You have all been blinded by your egos. The celebritization — or at least unaccountable leadership and unqualified respect — you each experienced throughout your time in the ISO has gotten to your heads. You have all lost the ability to see any rationality.

There are others who were also granted this dysfunctional power dynamic and abused that power, but who have been able to acknowledge it and not defend it. The difference between you and them is that they are taking accountability and choosing the right path forward.

Furthermore, the insular culture within the ISO — you could even call it a cultish tendency, which is more common in political organizations than people think — granted you even more security in your abuse. Because, fundamentally, you made the rules. While you claimed that that there would be a higher standard in our organization than the judicial system and all the other unjust institutions under capitalism, in reality, you mimicked them all perfectly — like a wolf in sheep’s clothing.

At least in broader society — from Hollywood to mainstream politics — major public figures have to deal with intense public criticism alongside the absurd levels of adoration.
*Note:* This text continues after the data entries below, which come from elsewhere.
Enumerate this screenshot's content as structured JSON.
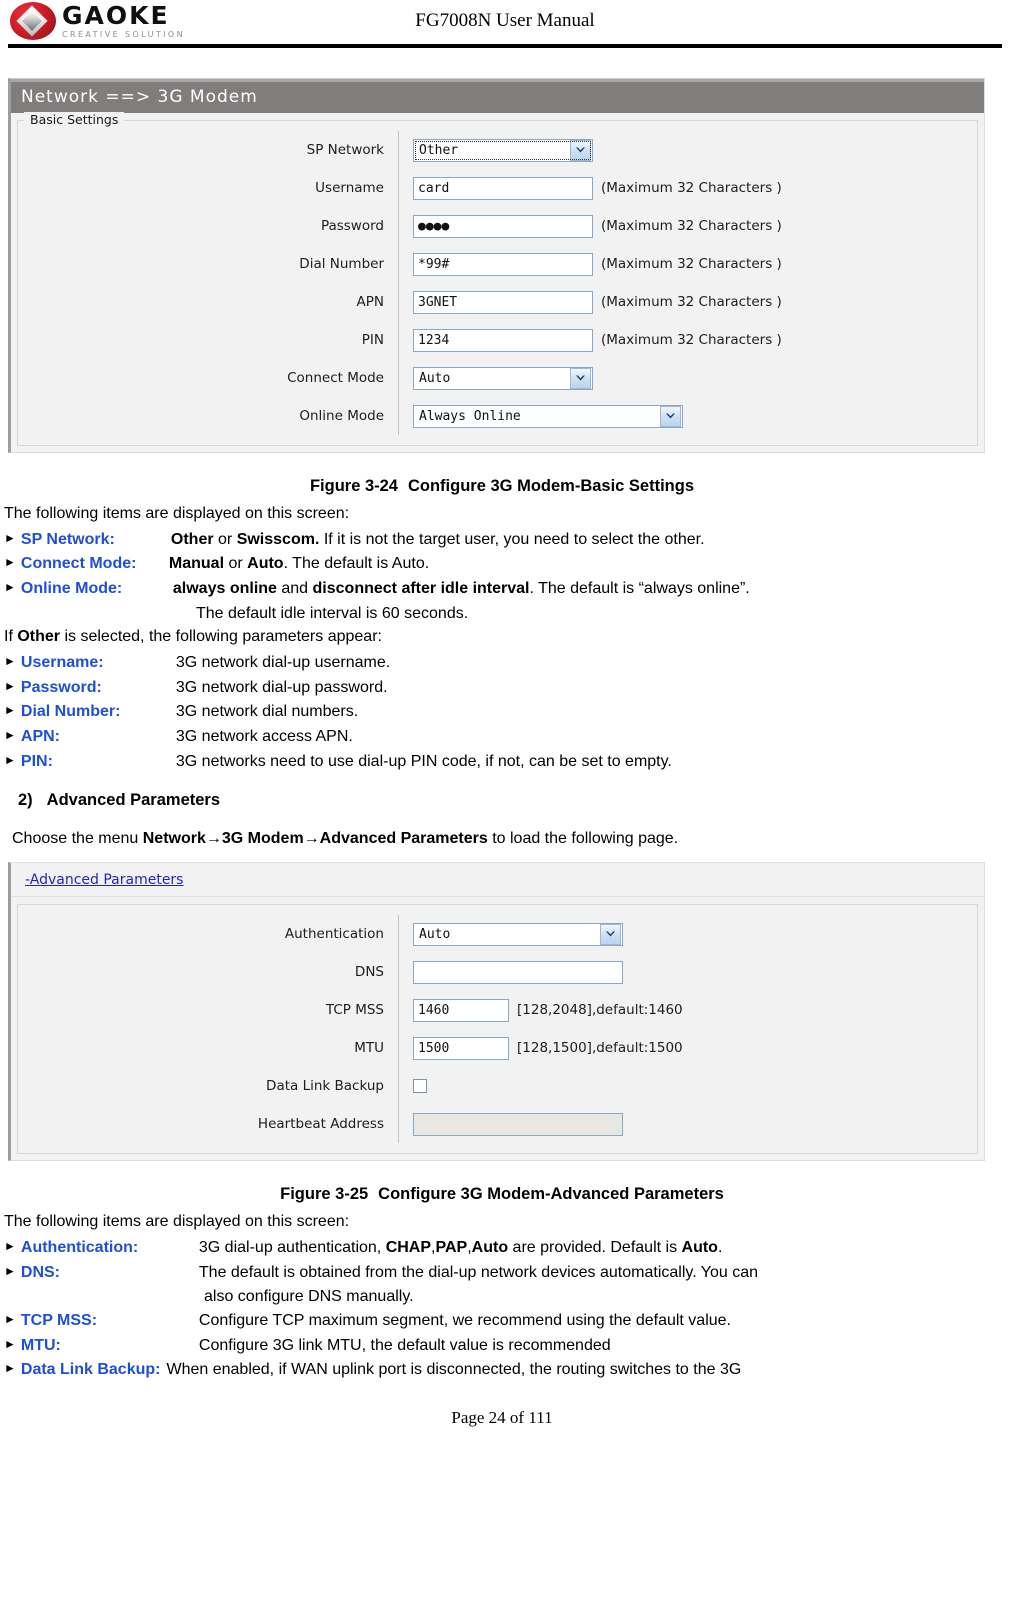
{
  "header": {
    "logo_name": "GAOKE",
    "logo_tagline": "CREATIVE SOLUTION",
    "title": "FG7008N User Manual"
  },
  "basic_panel": {
    "titlebar": "Network ==> 3G Modem",
    "legend": "Basic Settings",
    "max_chars_hint": "(Maximum 32 Characters )",
    "rows": [
      {
        "label": "SP Network",
        "type": "select",
        "value": "Other"
      },
      {
        "label": "Username",
        "type": "text",
        "value": "card"
      },
      {
        "label": "Password",
        "type": "text",
        "value": "●●●●"
      },
      {
        "label": "Dial Number",
        "type": "text",
        "value": "*99#"
      },
      {
        "label": "APN",
        "type": "text",
        "value": "3GNET"
      },
      {
        "label": "PIN",
        "type": "text",
        "value": "1234"
      },
      {
        "label": "Connect Mode",
        "type": "select",
        "value": "Auto"
      },
      {
        "label": "Online Mode",
        "type": "select",
        "value": "Always Online"
      }
    ]
  },
  "advanced_panel": {
    "link_label": "-Advanced Parameters",
    "rows": [
      {
        "label": "Authentication",
        "type": "select",
        "value": "Auto",
        "hint": ""
      },
      {
        "label": "DNS",
        "type": "text",
        "value": "",
        "hint": ""
      },
      {
        "label": "TCP MSS",
        "type": "text",
        "value": "1460",
        "hint": "[128,2048],default:1460"
      },
      {
        "label": "MTU",
        "type": "text",
        "value": "1500",
        "hint": "[128,1500],default:1500"
      },
      {
        "label": "Data Link Backup",
        "type": "checkbox",
        "value": "",
        "hint": ""
      },
      {
        "label": "Heartbeat Address",
        "type": "disabled",
        "value": "",
        "hint": ""
      }
    ]
  },
  "doc": {
    "fig324_num": "Figure 3-24",
    "fig324_title": "Configure 3G Modem-Basic Settings",
    "intro1": "The following items are displayed on this screen:",
    "sp_network_term": "SP Network:",
    "sp_network_b1": "Other",
    "sp_network_mid": " or ",
    "sp_network_b2": "Swisscom.",
    "sp_network_rest": " If it is not the target user, you need to select the other.",
    "connect_mode_term": "Connect Mode:",
    "connect_mode_b1": "Manual",
    "connect_mode_mid": " or ",
    "connect_mode_b2": "Auto",
    "connect_mode_rest": ". The default is Auto.",
    "online_mode_term": "Online Mode:",
    "online_mode_b1": "always online",
    "online_mode_mid": " and ",
    "online_mode_b2": "disconnect after idle interval",
    "online_mode_rest": ". The default is “always online”.",
    "online_mode_line2": "The default idle interval is 60 seconds.",
    "if_other_pre": "If ",
    "if_other_b": "Other",
    "if_other_post": " is selected, the following parameters appear:",
    "username_term": "Username:",
    "username_desc": "3G network dial-up username.",
    "password_term": "Password:",
    "password_desc": "3G network dial-up password.",
    "dialnum_term": "Dial Number:",
    "dialnum_desc": "3G network dial numbers.",
    "apn_term": "APN:",
    "apn_desc": "3G network access APN.",
    "pin_term": "PIN:",
    "pin_desc": "3G networks need to use dial-up PIN code, if not, can be set to empty.",
    "section2_num": "2)",
    "section2_title": "Advanced Parameters",
    "choose_pre": "Choose the menu ",
    "choose_b": "Network→3G Modem→Advanced Parameters",
    "choose_post": " to load the following page.",
    "fig325_num": "Figure 3-25",
    "fig325_title": "Configure 3G Modem-Advanced Parameters",
    "intro2": "The following items are displayed on this screen:",
    "auth_term": "Authentication:",
    "auth_pre": "3G dial-up authentication, ",
    "auth_b1": "CHAP",
    "auth_sep1": ",",
    "auth_b2": "PAP",
    "auth_sep2": ",",
    "auth_b3": "Auto",
    "auth_mid": " are provided. Default is ",
    "auth_b4": "Auto",
    "auth_post": ".",
    "dns_term": "DNS:",
    "dns_desc": "The default is obtained from the dial-up network devices automatically. You can",
    "dns_desc_line2": "also configure DNS manually.",
    "tcpmss_term": "TCP MSS:",
    "tcpmss_desc": "Configure TCP maximum segment, we recommend using the default value.",
    "mtu_term": "MTU:",
    "mtu_desc": "Configure 3G link MTU, the default value is recommended",
    "dlb_term": "Data Link Backup:",
    "dlb_desc": "When enabled, if WAN uplink port is disconnected, the routing switches to the 3G",
    "page_footer": "Page 24 of 111"
  },
  "colors": {
    "term_blue": "#1f4ed8",
    "titlebar_gray": "#807d7d",
    "link_blue": "#2222cc"
  }
}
But you got to shut any criticism down. You got to silence and invalidate. You got to completely eradicate anybody, singular or plural, who would dare take a stance against you.

In so doing, you sent out the gut-wrenching message that anybody who dared disagree with you would meet the same fate. I shall spare you the obvious parallels of your actions with those of any number of oppressors in our world’s tragic history.

Do the work. That is your one option here. Take time — serious time (I will not be engaging with any of you further than this for at least a year) — and assess your selves, your demons, your motives and your actions. Be honest with yourselves. Take off your masks, at the very least in front of the mirror.

Sadly, you are not alone. Far too many on the left take your same positions, and make your same mistakes. It is, in my opinion, a major contributing factor as to why we have not yet achieved socialism.

The time has come for the left to drop the abusive assumption that the emotional is in anyway estranged from the political. That the private is divorced from the public. That feelings don’t goddamn matter. There are no such thing as “personal issues” that are not political. People are political — and therefore so are all of our issues.

You’ve broken my heart. Please try mending yours.